AB - With about 2.4 billion people worldwide without access to improved sanitation facilities, there is a strong incentive for development of novel sanitation systems to improve the quality of life and reduce mortality. The Nano Membrane Toilet is expected to provide a unique household-scale system that would produce electricity and recover water from human excrement and urine. This study was undertaken to evaluate the performance of the conceptual energy and water recovery system for the Nano Membrane Toilet designed for a household of ten people and to assess its self-sustainability. A process model of the entire system, including the thermochemical conversion island, a Stirling engine and a water recovery system was developed in Aspen Plus®. The energy and water recovery system for the Nano Membrane Toilet was characterised with the specific net power output of 23.1 Wh/kgsettledsolids and water recovery rate of 13.4 dm3/day in the nominal operating mode. Additionally, if no supernatant was processed, the specific net power output was increased to 69.2 Wh/kgsettledsolids. Such household-scale system would deliver the net power output (1.9–5.8 W). This was found to be enough to charge mobile phones or power clock radios, or provide light for the household using low-voltage LED bulbs.

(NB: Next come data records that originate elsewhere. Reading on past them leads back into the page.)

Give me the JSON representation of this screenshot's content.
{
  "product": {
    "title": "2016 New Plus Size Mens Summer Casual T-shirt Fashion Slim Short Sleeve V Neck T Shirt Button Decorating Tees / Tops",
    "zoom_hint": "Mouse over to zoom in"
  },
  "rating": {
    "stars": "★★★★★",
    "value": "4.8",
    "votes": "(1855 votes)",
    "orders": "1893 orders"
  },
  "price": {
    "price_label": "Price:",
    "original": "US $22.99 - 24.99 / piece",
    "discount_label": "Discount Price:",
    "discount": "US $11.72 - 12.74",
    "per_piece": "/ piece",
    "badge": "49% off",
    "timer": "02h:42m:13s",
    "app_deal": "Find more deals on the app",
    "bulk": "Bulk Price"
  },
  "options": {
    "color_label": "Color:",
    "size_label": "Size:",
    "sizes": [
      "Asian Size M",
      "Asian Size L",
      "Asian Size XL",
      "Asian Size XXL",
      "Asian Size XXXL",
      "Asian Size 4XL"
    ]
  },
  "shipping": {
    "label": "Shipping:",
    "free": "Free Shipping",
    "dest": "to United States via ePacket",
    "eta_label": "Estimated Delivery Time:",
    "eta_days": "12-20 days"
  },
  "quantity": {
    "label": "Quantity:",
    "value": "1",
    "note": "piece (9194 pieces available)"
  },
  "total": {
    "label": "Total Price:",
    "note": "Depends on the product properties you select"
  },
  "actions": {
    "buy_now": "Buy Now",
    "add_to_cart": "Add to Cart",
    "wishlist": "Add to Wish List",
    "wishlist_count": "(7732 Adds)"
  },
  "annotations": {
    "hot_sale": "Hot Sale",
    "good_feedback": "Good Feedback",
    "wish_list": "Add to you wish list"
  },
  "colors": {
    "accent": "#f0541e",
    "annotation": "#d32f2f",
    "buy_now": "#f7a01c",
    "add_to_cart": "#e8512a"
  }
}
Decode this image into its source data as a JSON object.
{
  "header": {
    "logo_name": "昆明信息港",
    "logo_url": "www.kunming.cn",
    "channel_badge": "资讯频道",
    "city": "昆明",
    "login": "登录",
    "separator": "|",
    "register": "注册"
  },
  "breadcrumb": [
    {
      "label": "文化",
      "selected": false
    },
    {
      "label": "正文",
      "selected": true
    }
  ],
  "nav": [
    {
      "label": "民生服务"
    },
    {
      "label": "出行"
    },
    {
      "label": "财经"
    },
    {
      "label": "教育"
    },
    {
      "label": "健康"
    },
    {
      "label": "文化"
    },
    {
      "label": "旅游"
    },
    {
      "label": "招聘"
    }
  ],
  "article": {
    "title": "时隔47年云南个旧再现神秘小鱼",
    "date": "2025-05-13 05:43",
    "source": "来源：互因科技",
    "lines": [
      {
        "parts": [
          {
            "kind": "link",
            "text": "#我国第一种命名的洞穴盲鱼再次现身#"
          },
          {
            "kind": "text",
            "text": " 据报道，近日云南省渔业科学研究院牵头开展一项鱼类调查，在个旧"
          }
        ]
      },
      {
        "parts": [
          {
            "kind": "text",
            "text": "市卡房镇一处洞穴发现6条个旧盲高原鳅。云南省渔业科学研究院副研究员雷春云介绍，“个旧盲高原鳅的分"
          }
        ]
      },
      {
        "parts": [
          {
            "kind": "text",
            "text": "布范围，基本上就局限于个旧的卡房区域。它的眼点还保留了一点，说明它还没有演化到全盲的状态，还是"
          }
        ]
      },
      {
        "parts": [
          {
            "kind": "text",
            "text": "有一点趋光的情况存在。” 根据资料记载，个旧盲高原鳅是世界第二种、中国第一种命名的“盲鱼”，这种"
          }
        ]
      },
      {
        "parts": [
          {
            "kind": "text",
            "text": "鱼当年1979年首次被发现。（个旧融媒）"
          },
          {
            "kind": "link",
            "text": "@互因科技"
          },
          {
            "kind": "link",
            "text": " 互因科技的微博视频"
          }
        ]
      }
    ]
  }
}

KW - energy recovery

KW - Nano membrane toilet

KW - non-sewered sanitary systems

KW - process modelling

KW - reinvent the toilet challenge

KW - thermochemical conversion

UR - http://www.scopus.com/inward/record.url?scp=84981502075&partnerID=8YFLogxK

UR - https://www.sciencedirect.com/journal/energy-conversion-and-management

U2 - 10.1016/j.enconman.2016.07.083

DO - 10.1016/j.enconman.2016.07.083

M3 - Article

VL - 126

SP - 352

EP - 361

JO - Energy Conversion and Management

T2 - Energy Conversion and Management

JF - Energy Conversion and Management

SN - 0196-8904

ER -